Back in 2007, IP Innovation filed a lawsuit against Red Hat and Novell. IP Innovation is a subsidiary of Acacia Technologies. You may have heard of them — they’re reported to be the most litigious patent troll in the USA, meaning they produce nothing of value other than money from those whom they sue (or threaten to sue) over patent issues. They’re alleging infringement of patents on a user interface that has multiple workspaces. Hard to say just what they mean (which is often a problem in software patents), but it sounds a lot like functionality that pretty much all programmers and consumers use.
That patent was filed back on March 25, 1987 by some folks at Xerox/PARC, which means that prior art dated before that date is helpful — and art dated before March 25, 1986 is the most useful. (That means art found in a Linux distribution may not help, seeing as how Linus Torvalds first began the Linux kernel in 1991.)
Red Hat has invited the community to join in the fight against the patent trolls by identifying prior art. They are coordinating efforts through the Post Issue Peer to Patent site, which is administered by the Center for Patent Innovations at the New York Law School, in conjunction with the US Patent and Trademark Office.

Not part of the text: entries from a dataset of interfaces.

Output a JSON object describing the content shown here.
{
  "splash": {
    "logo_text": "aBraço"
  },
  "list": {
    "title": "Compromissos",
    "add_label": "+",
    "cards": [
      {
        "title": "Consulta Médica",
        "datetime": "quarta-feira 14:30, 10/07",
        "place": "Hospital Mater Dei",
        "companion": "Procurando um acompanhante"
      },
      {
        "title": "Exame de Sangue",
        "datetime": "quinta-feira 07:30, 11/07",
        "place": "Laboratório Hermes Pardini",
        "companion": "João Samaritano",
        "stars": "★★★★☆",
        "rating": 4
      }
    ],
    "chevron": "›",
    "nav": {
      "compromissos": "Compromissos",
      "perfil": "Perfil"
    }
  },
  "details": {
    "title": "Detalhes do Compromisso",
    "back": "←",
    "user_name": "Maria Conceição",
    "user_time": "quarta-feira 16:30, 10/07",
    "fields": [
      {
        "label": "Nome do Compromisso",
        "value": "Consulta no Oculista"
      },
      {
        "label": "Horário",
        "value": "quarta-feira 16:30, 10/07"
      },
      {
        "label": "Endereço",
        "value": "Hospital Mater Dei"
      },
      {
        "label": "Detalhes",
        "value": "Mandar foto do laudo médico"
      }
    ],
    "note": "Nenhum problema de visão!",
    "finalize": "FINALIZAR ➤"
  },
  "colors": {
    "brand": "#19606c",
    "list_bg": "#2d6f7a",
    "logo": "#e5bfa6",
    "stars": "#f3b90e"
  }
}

A noble goal, if you ask me. Patents should be a tool to foster competition – not one to just make money and consequently stifle innovation. I strongly believe that any filed patent should be accompanied by a working prototype (instead of just some vague drawing a la “warp drive goes here“), and that only that specific implementation as used by the prototype is covered by the patent. If that patent is not used in a product within, say, three years, the patent becomes void, allowing others to do a better job of doing so.